*** Block opens ***

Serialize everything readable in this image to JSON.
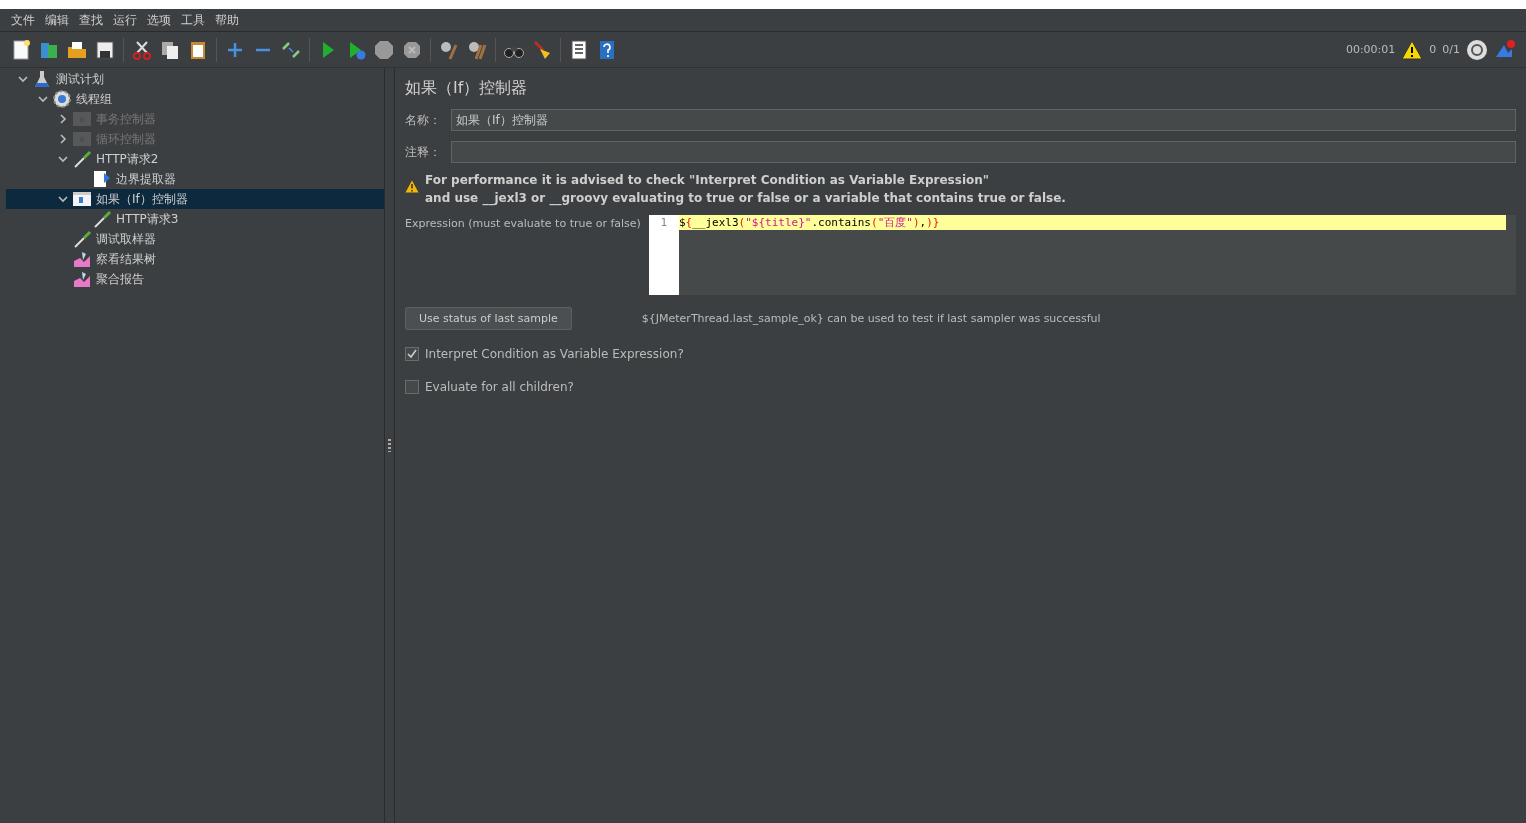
{
  "menu": [
    "文件",
    "编辑",
    "查找",
    "运行",
    "选项",
    "工具",
    "帮助"
  ],
  "status": {
    "timer": "00:00:01",
    "warnings": "0",
    "threads": "0/1"
  },
  "tree": [
    {
      "label": "测试计划",
      "kind": "plan",
      "expanded": true,
      "disabled": false,
      "selected": false,
      "children": [
        {
          "label": "线程组",
          "kind": "threadgroup",
          "expanded": true,
          "disabled": false,
          "selected": false,
          "children": [
            {
              "label": "事务控制器",
              "kind": "controller",
              "expanded": false,
              "disabled": true,
              "selected": false
            },
            {
              "label": "循环控制器",
              "kind": "controller",
              "expanded": false,
              "disabled": true,
              "selected": false
            },
            {
              "label": "HTTP请求2",
              "kind": "sampler",
              "expanded": true,
              "disabled": false,
              "selected": false,
              "children": [
                {
                  "label": "边界提取器",
                  "kind": "extractor",
                  "disabled": false,
                  "selected": false
                }
              ]
            },
            {
              "label": "如果（If）控制器",
              "kind": "ifcontroller",
              "expanded": true,
              "disabled": false,
              "selected": true,
              "children": [
                {
                  "label": "HTTP请求3",
                  "kind": "sampler",
                  "disabled": false,
                  "selected": false
                }
              ]
            },
            {
              "label": "调试取样器",
              "kind": "sampler",
              "disabled": false,
              "selected": false
            },
            {
              "label": "察看结果树",
              "kind": "listener",
              "disabled": false,
              "selected": false
            },
            {
              "label": "聚合报告",
              "kind": "listener",
              "disabled": false,
              "selected": false
            }
          ]
        }
      ]
    }
  ],
  "panel": {
    "title": "如果（If）控制器",
    "name_label": "名称：",
    "name_value": "如果（If）控制器",
    "comment_label": "注释：",
    "warning": [
      "For performance it is advised to check \"Interpret Condition as Variable Expression\"",
      "and use __jexl3 or __groovy evaluating to true or false or a variable that contains true or false."
    ],
    "expression_label": "Expression (must evaluate to true or false)",
    "line_number": "1",
    "code": [
      {
        "text": "$",
        "kind": "plain"
      },
      {
        "text": "{",
        "kind": "brace"
      },
      {
        "text": "__jexl3",
        "kind": "plain"
      },
      {
        "text": "(",
        "kind": "brace"
      },
      {
        "text": "\"${title}\"",
        "kind": "string"
      },
      {
        "text": ".contains",
        "kind": "plain"
      },
      {
        "text": "(",
        "kind": "brace"
      },
      {
        "text": "\"百度\"",
        "kind": "string"
      },
      {
        "text": ")",
        "kind": "brace"
      },
      {
        "text": ",",
        "kind": "plain"
      },
      {
        "text": ")}",
        "kind": "brace"
      }
    ],
    "button": "Use status of last sample",
    "hint": "${JMeterThread.last_sample_ok} can be used to test if last sampler was successful",
    "options": [
      {
        "label": "Interpret Condition as Variable Expression?",
        "checked": true
      },
      {
        "label": "Evaluate for all children?",
        "checked": false
      }
    ]
  }
}
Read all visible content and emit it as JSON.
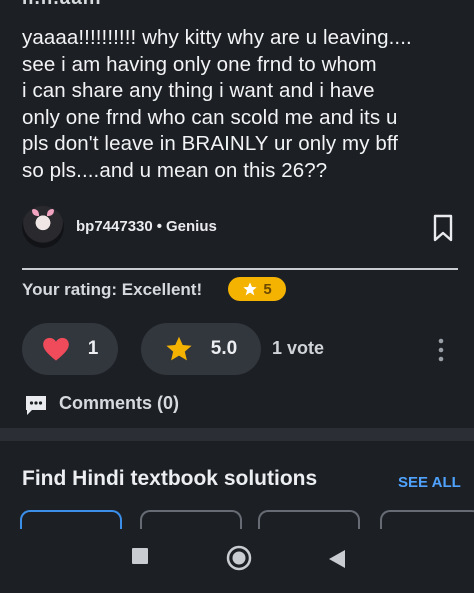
{
  "cut_off_text": "ıı.ıı.aaııı",
  "answer": {
    "lines": [
      "yaaaa!!!!!!!!!! why kitty why are u leaving....",
      "see i am having only one frnd to whom",
      "i can share any thing i want and i have",
      "only one frnd who can scold me and its u",
      "pls don't leave in BRAINLY ur only my bff",
      "so pls....and u mean on this 26??"
    ]
  },
  "author": {
    "username": "bp7447330",
    "separator": "•",
    "rank": "Genius"
  },
  "rating": {
    "label": "Your rating: Excellent!",
    "value": "5"
  },
  "actions": {
    "thanks_count": "1",
    "average_rating": "5.0",
    "votes_label": "1 vote"
  },
  "comments": {
    "label": "Comments (0)"
  },
  "textbook": {
    "title": "Find Hindi textbook solutions",
    "see_all": "SEE ALL"
  },
  "colors": {
    "background": "#1c1f24",
    "pill": "#32363d",
    "heart": "#ef4b5a",
    "star": "#f5b301",
    "link": "#4fa3ff"
  },
  "icons": [
    "bookmark-icon",
    "star-icon",
    "heart-icon",
    "more-vertical-icon",
    "comment-icon",
    "nav-recents-icon",
    "nav-home-icon",
    "nav-back-icon"
  ]
}
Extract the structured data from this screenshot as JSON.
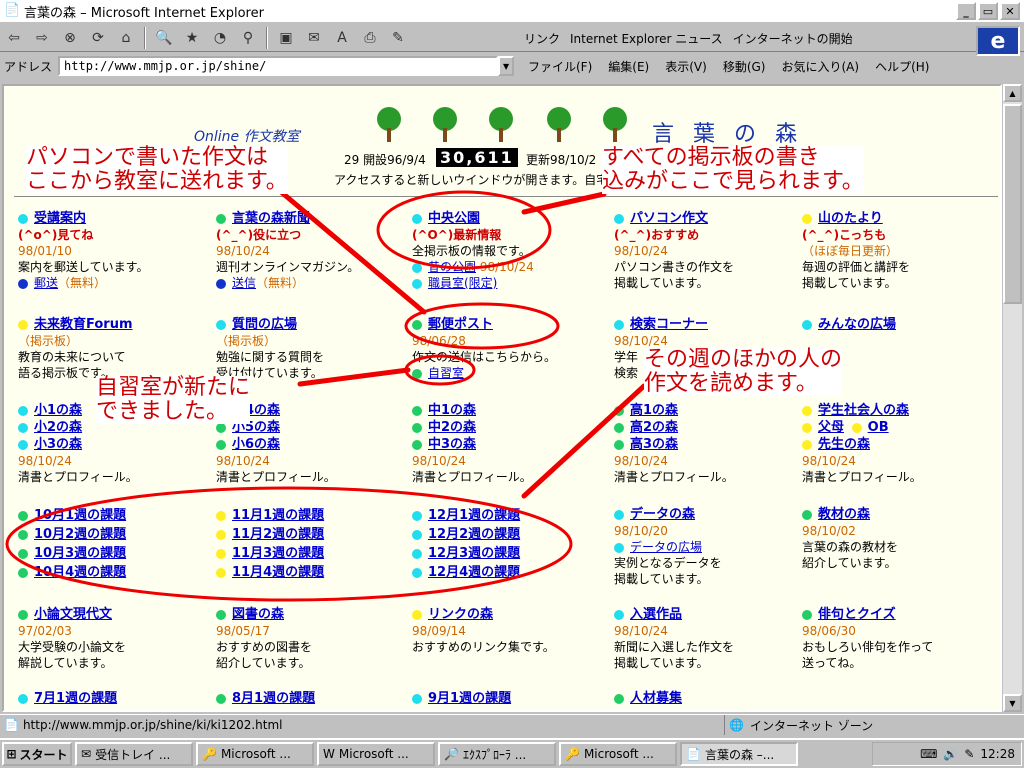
{
  "window": {
    "title": "言葉の森 – Microsoft Internet Explorer"
  },
  "toolbar": {
    "links_label": "リンク",
    "link1": "Internet Explorer ニュース",
    "link2": "インターネットの開始"
  },
  "address": {
    "label": "アドレス",
    "url": "http://www.mmjp.or.jp/shine/"
  },
  "menu": [
    "ファイル(F)",
    "編集(E)",
    "表示(V)",
    "移動(G)",
    "お気に入り(A)",
    "ヘルプ(H)"
  ],
  "page": {
    "logo_left": "Online 作文教室",
    "logo_right": "言 葉 の 森",
    "counter_prefix": "29 開設96/9/4",
    "counter": "30,611",
    "counter_suffix": "更新98/10/2",
    "note": "アクセスすると新しいウインドウが開きます。自宅から書"
  },
  "callouts": {
    "c1": "パソコンで書いた作文は\nここから教室に送れます。",
    "c2": "すべての掲示板の書き\n込みがここで見られます。",
    "c3": "その週のほかの人の\n作文を読めます。",
    "c4": "自習室が新たに\nできました。"
  },
  "row1": {
    "a": {
      "title": "受講案内",
      "sub": "(^o^)見てね",
      "date": "98/01/10",
      "desc": "案内を郵送しています。",
      "link": "郵送",
      "note": "（無料）"
    },
    "b": {
      "title": "言葉の森新聞",
      "sub": "(^_^)役に立つ",
      "date": "98/10/24",
      "desc": "週刊オンラインマガジン。",
      "link": "送信",
      "note": "（無料）"
    },
    "c": {
      "title": "中央公園",
      "sub": "(^O^)最新情報",
      "desc": "全掲示板の情報です。",
      "link1": "昔の公園",
      "date": "98/10/24",
      "link2": "職員室(限定)"
    },
    "d": {
      "title": "パソコン作文",
      "sub": "(^_^)おすすめ",
      "date": "98/10/24",
      "desc1": "パソコン書きの作文を",
      "desc2": "掲載しています。"
    },
    "e": {
      "title": "山のたより",
      "sub": "(^_^)こっちも",
      "note": "（ほぼ毎日更新）",
      "desc1": "毎週の評価と講評を",
      "desc2": "掲載しています。"
    }
  },
  "row2": {
    "a": {
      "title": "未来教育Forum",
      "note": "（掲示板）",
      "desc1": "教育の未来について",
      "desc2": "語る掲示板です。"
    },
    "b": {
      "title": "質問の広場",
      "note": "（掲示板）",
      "desc1": "勉強に関する質問を",
      "desc2": "受け付けています。"
    },
    "c": {
      "title": "郵便ポスト",
      "date": "98/06/28",
      "desc": "作文の送信はこちらから。",
      "link": "自習室"
    },
    "d": {
      "title": "検索コーナー",
      "date": "98/10/24",
      "desc1": "学年",
      "desc2": "検索"
    },
    "e": {
      "title": "みんなの広場"
    }
  },
  "row3": {
    "a": [
      "小1の森",
      "小2の森",
      "小3の森"
    ],
    "b": [
      "小4の森",
      "小5の森",
      "小6の森"
    ],
    "c": [
      "中1の森",
      "中2の森",
      "中3の森"
    ],
    "d": [
      "高1の森",
      "高2の森",
      "高3の森"
    ],
    "e": [
      "学生社会人の森",
      "父母",
      "OB",
      "先生の森"
    ],
    "date": "98/10/24",
    "desc": "清書とプロフィール。"
  },
  "row4": {
    "a": [
      "10月1週の課題",
      "10月2週の課題",
      "10月3週の課題",
      "10月4週の課題"
    ],
    "b": [
      "11月1週の課題",
      "11月2週の課題",
      "11月3週の課題",
      "11月4週の課題"
    ],
    "c": [
      "12月1週の課題",
      "12月2週の課題",
      "12月3週の課題",
      "12月4週の課題"
    ],
    "d": {
      "title": "データの森",
      "date": "98/10/20",
      "link": "データの広場",
      "desc1": "実例となるデータを",
      "desc2": "掲載しています。"
    },
    "e": {
      "title": "教材の森",
      "date": "98/10/02",
      "desc1": "言葉の森の教材を",
      "desc2": "紹介しています。"
    }
  },
  "row5": {
    "a": {
      "title": "小論文現代文",
      "date": "97/02/03",
      "desc1": "大学受験の小論文を",
      "desc2": "解説しています。"
    },
    "b": {
      "title": "図書の森",
      "date": "98/05/17",
      "desc1": "おすすめの図書を",
      "desc2": "紹介しています。"
    },
    "c": {
      "title": "リンクの森",
      "date": "98/09/14",
      "desc": "おすすめのリンク集です。"
    },
    "d": {
      "title": "入選作品",
      "date": "98/10/24",
      "desc1": "新聞に入選した作文を",
      "desc2": "掲載しています。"
    },
    "e": {
      "title": "俳句とクイズ",
      "date": "98/06/30",
      "desc1": "おもしろい俳句を作って",
      "desc2": "送ってね。"
    }
  },
  "row6": {
    "a": "7月1週の課題",
    "b": "8月1週の課題",
    "c": "9月1週の課題",
    "d": "人材募集"
  },
  "status": {
    "url": "http://www.mmjp.or.jp/shine/ki/ki1202.html",
    "zone": "インターネット ゾーン"
  },
  "taskbar": {
    "start": "スタート",
    "tasks": [
      "受信トレイ ...",
      "Microsoft ...",
      "Microsoft ...",
      "ｴｸｽﾌﾟﾛｰﾗ ...",
      "Microsoft ...",
      "言葉の森 –..."
    ],
    "clock": "12:28"
  }
}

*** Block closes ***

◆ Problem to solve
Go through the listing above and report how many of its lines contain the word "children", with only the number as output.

◆ Response area
5